Forty years on there has been a serious move toward “she,” but “herm” and “heris” are both non-starters. I venture to suggest that “she,” too, will eventually fail, because it won’t reach escape velocity out of the academy and into the wider world. The logic of it is all wrong, as Densmore unwittingly demonstrates in her remarks above. On the one hand there are those who are championing “she” as a true gender-neutral pronoun when a different and highly specific sense has been fixed in that word for centuries, so that the proposal makes no more sense than suddenly calling all men and women “women”; on the other, there are those who seek to draw attention to gender inequality by forcing extra consideration on women every time an indeterminate pronoun heaves into view. If it is outmoded to open a woman’s door for her or light her blasted cigarette, what are we to make of this? Where’s the equality in it? It seems “not a solution, but a retribution,” as one poster on a WordReference forum described it, “substituting one chauvinism for another.”
The two aims, one semantic and one political, are at each other’s throats.
Despite the lack of clarity or sense in using gender-neutral “she,” it seems that those who have been through graduate school in the humanities have generally succumbed to it. Even the best prose stylist of my generation, the late David Foster Wallace (whose mother is a superb — and hilarious — grammarian²) fell victim to “she.”

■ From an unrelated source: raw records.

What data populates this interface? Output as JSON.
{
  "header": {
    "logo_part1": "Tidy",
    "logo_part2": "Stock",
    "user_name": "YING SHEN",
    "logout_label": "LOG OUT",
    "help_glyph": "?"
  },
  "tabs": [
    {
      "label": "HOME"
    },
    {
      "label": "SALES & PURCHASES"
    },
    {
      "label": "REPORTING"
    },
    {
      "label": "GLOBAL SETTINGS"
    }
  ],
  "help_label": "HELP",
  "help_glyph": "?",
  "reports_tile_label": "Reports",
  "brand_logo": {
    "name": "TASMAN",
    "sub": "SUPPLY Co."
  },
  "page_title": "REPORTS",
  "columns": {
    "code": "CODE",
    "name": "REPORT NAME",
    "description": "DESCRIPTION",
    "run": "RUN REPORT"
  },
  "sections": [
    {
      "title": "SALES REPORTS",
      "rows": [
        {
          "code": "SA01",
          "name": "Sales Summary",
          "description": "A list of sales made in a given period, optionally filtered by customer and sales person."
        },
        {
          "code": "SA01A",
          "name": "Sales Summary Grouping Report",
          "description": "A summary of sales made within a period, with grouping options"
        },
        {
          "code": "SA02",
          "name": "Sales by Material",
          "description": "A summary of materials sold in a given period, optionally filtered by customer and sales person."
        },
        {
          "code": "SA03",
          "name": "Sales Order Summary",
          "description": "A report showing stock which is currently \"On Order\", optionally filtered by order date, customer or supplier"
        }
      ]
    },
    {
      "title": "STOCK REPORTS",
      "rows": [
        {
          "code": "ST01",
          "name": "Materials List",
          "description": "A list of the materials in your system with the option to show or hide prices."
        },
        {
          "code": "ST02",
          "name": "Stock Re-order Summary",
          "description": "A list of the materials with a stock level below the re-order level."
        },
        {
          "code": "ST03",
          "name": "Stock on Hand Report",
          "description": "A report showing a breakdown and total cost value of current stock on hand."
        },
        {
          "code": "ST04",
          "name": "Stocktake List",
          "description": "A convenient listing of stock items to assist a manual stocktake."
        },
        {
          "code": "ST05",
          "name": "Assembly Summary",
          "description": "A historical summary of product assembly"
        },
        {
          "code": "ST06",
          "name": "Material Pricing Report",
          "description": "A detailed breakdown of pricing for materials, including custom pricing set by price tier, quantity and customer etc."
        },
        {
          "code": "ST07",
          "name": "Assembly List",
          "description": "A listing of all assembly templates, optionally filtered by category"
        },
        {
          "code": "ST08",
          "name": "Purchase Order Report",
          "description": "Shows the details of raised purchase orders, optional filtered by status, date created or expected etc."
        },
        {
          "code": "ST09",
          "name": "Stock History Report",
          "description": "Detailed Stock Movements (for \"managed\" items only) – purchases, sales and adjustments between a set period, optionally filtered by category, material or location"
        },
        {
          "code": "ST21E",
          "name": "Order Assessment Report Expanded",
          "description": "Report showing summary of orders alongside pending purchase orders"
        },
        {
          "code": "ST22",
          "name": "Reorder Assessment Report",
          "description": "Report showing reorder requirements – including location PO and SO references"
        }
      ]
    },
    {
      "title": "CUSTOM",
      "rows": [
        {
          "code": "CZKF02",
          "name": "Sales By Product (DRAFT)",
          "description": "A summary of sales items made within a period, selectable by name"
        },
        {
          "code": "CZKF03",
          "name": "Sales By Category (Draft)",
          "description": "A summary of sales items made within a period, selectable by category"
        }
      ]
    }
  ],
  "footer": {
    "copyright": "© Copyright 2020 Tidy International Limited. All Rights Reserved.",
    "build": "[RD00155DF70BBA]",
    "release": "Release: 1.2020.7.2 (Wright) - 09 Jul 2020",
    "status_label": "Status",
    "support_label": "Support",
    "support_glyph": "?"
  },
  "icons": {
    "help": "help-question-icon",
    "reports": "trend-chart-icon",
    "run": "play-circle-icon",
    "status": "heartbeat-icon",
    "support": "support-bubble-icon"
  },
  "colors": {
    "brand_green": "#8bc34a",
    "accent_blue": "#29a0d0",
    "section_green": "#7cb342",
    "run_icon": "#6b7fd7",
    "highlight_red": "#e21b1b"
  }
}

Setting aside the practical difficulties of gendered pronouns for those for whom they are inappropriate, nobody is served well in our current pronoun setup. Among the non-academic writers of my acquaintance, “they” is gaining ground, but “he” still wins the day, hands down. I haven’t managed yet to make the leap myself, and very much wish there were another way.
¹ The evolution of Le Guin’s thinking is marvelously sane, but complicated; the story is covered in detail in Anna Livia’s Pronoun envy: literary uses of linguistic gender, OUP 2001.
² Her book, Practically Painless English, I recommend unreservedly to all grammar wonks and lovers of comic literature.
Editor’s note: a version of this article appeared in 2011 at The Awl.